The Product: This is a perfect example of the Latin proverb “De gustibus non estdisputandum”. Either you like the idea of taking something good (Thai chicken) and dumping it on something better (pizza) for an end result that is far worse than the sum of its parts; or you don’t. In the immortal words of S.J. Perelman: “De gustibusain’t what dey used to be.” Okay, to be fair, they DO have a number of far more traditional toppings, but that doesn’t seem to be how they got their rep.
[ED: Of course this is just a box version of the offerings from the very popular and great higher end sit down chain fondly called CPK out here in California.]
The Name: manages to sound simultaneously unique and generic. Like Newman’s Own, pizza is only one part of a wide range of food offerings.
The Product: I had thought of this as pretty much a head-to-head with Newman’s for the thin-crust market segment, as that’s the only variety that has made it into our local supermarket; however, the web site shows a larger variety of pizzas, as well as other foods. CC comes in a bit less expensive than Newman’s; however, given a choice, I’d push the boat out a bit and pay the small premium to get the latter.
[ED: This might be the house brand. I see almost same packaging under Signature name at Safeway.]
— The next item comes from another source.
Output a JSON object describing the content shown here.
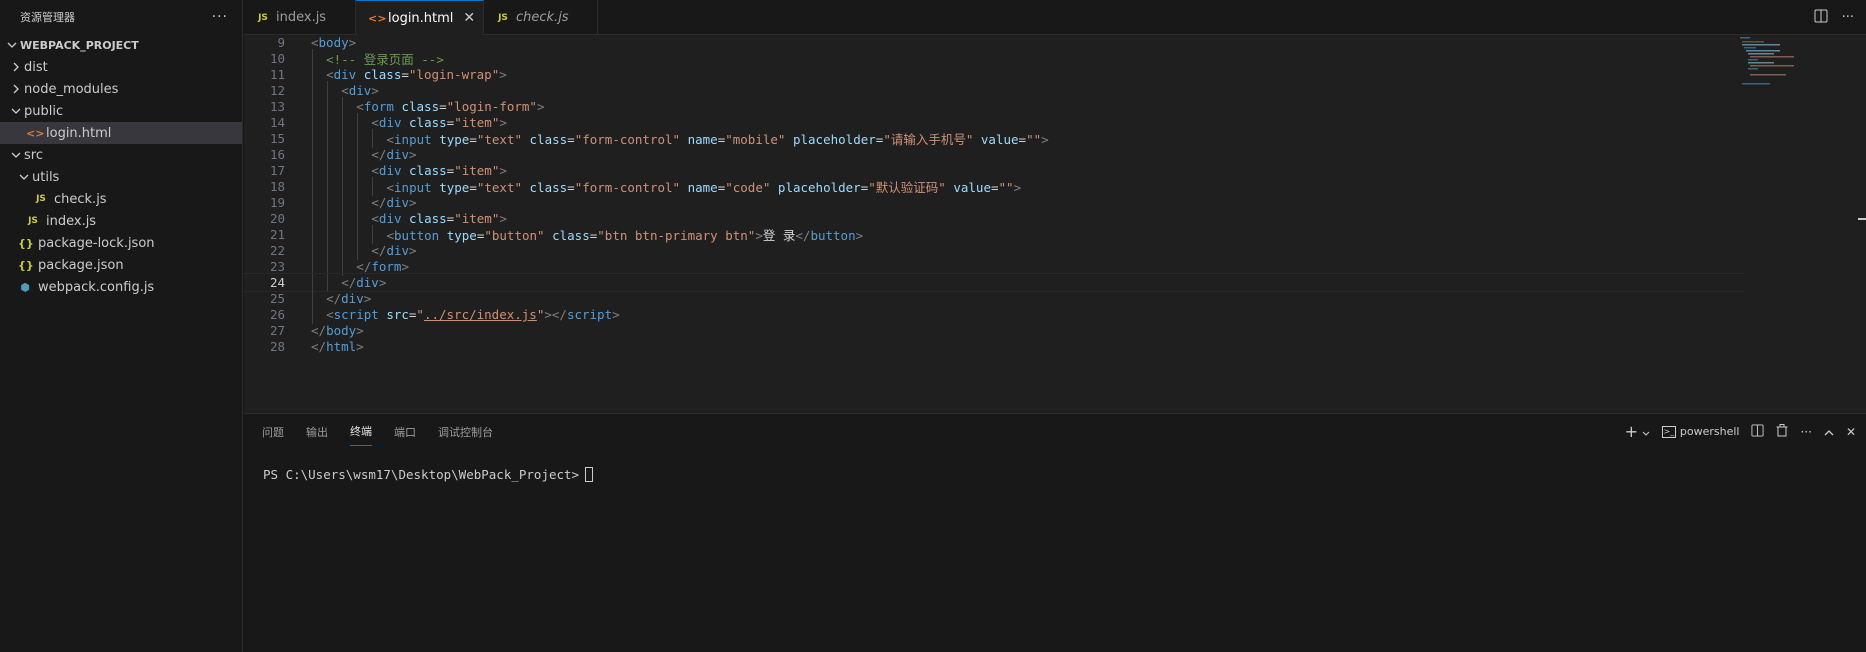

The Name and The Product: The converse of “It ain’t bragging if you can do it” is also true: if you can’t do it, it IS bragging. If you’re going to try to sell pizza with a name like “Screamin’ Sicilian”, you’d better have weapons-grade peppers and sausage that pushes the boundaries of the Geneva Convention, not a product that’s duking it out in the mid-to-low range with Tombstone and Tony’s.
The Name: the ultimate one-trick (or one ad) pony. For our younger readers: the TV spot would show a prisoner heading for a firing squad, or some similar situation where life expectancy is measured in seconds.
Soldier in charge of firing squad: “What do you want on your tombstone?”
Doomed prisoner: “Mushrooms and pepperoni.”
The Product: Haven’t seen that ad in, what, decades? But apparently it created brand loyalty, as this now unadvertised pizza is still available, in what I would hesitate to call all its glory.
Fun fact: DiGiorno, Tombstone, and California Pizza Kitchen are owned by the same giant food conglomerate, Nestle.
The Name: What, someone had already trademarked Guido’s®? This couldn’t trade in Italian stereotypes more if the package had a cartoon chef, with a toque and black handlebar mustache, twirling a pizza…oh, wait…
The Product: If you have two people who are completely impoverished, this is an alternative to buying multiple Mr. P’s.
The Name: European-sounding woman’s name, evokes both slight exoticism and home-cooking…but sounds more French than Italian to me.
The Product: Competes with Mr. P’s in that it offers only personal-size pizzas; slightly more expensive, slightly better quality than its competitor.
The Name: One presumes (and hopes) that the “P” stands for “pizza”.
The Product: The crust is definitely made of dough, and the sauce is recognizably tomato; I guess it makes sense that they’ve managed to pair mystery cheese with their mystery meat. (Okay, that’s a bit harsh—the French say “Hunger makes the best sauce”, and I’ve purchased Mr. P’s more than once…but when I was really broke.)
Disclaimer: No Pizzas Were Hurt In The Writing Of This Article
…although one was eaten. I brought home a plain cheese pizza from our local take-and-bake establishment, opened up the refrigerator for some stray vegetables that wanted to get in on the act, then chose my canned seafood topping…and, despite childhood nostalgia for sardines, indulged my adult preference for anchovies.
(C) Brighter Naming